** Opening Extracted information block **

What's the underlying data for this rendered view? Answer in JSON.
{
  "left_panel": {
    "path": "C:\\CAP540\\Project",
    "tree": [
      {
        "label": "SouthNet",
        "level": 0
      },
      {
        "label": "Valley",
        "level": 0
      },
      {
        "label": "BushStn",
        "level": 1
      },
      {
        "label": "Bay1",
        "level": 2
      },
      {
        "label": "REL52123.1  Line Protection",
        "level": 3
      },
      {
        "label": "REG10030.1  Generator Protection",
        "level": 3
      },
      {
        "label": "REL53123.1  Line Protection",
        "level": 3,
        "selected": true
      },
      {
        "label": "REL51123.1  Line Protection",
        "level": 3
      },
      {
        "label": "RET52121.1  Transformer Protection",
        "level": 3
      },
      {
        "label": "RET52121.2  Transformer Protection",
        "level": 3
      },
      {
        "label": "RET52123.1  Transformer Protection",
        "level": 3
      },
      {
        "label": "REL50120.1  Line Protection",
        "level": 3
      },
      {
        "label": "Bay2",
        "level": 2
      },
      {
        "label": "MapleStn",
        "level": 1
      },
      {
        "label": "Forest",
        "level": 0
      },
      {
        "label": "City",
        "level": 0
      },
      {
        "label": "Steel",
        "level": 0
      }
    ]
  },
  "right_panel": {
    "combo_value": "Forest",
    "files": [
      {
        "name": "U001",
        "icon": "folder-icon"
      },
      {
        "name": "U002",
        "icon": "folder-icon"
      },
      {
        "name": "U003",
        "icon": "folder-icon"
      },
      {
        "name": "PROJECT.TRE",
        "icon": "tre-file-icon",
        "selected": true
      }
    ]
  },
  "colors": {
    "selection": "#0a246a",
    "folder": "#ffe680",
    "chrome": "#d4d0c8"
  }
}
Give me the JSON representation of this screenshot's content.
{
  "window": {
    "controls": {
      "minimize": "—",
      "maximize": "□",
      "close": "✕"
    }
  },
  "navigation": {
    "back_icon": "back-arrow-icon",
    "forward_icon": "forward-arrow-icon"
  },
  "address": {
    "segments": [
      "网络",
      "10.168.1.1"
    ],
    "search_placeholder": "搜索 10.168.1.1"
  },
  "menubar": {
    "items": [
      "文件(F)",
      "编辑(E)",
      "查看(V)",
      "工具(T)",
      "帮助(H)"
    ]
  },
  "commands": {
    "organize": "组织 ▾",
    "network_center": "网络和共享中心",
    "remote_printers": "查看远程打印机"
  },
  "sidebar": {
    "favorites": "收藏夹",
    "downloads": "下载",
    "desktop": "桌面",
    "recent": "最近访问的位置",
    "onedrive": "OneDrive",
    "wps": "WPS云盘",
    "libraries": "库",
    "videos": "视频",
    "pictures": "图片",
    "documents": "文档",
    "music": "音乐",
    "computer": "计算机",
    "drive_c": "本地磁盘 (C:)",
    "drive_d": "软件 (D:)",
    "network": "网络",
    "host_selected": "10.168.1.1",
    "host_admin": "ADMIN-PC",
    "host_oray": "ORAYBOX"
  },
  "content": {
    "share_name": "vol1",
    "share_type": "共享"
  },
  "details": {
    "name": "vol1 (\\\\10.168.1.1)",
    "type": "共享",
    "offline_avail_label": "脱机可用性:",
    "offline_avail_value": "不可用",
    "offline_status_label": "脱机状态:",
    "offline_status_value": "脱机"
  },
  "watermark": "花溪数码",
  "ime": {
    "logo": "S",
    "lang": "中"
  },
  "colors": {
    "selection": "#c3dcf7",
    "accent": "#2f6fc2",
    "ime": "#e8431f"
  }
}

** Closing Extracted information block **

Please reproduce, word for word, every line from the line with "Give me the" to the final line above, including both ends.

Give me the JSON representation of this screenshot's content.
{
  "window": {
    "controls": {
      "minimize": "—",
      "maximize": "□",
      "close": "✕"
    }
  },
  "navigation": {
    "back_icon": "back-arrow-icon",
    "forward_icon": "forward-arrow-icon"
  },
  "address": {
    "segments": [
      "网络",
      "10.168.1.1"
    ],
    "search_placeholder": "搜索 10.168.1.1"
  },
  "menubar": {
    "items": [
      "文件(F)",
      "编辑(E)",
      "查看(V)",
      "工具(T)",
      "帮助(H)"
    ]
  },
  "commands": {
    "organize": "组织 ▾",
    "network_center": "网络和共享中心",
    "remote_printers": "查看远程打印机"
  },
  "sidebar": {
    "favorites": "收藏夹",
    "downloads": "下载",
    "desktop": "桌面",
    "recent": "最近访问的位置",
    "onedrive": "OneDrive",
    "wps": "WPS云盘",
    "libraries": "库",
    "videos": "视频",
    "pictures": "图片",
    "documents": "文档",
    "music": "音乐",
    "computer": "计算机",
    "drive_c": "本地磁盘 (C:)",
    "drive_d": "软件 (D:)",
    "network": "网络",
    "host_selected": "10.168.1.1",
    "host_admin": "ADMIN-PC",
    "host_oray": "ORAYBOX"
  },
  "content": {
    "share_name": "vol1",
    "share_type": "共享"
  },
  "details": {
    "name": "vol1 (\\\\10.168.1.1)",
    "type": "共享",
    "offline_avail_label": "脱机可用性:",
    "offline_avail_value": "不可用",
    "offline_status_label": "脱机状态:",
    "offline_status_value": "脱机"
  },
  "watermark": "花溪数码",
  "ime": {
    "logo": "S",
    "lang": "中"
  },
  "colors": {
    "selection": "#c3dcf7",
    "accent": "#2f6fc2",
    "ime": "#e8431f"
  }
}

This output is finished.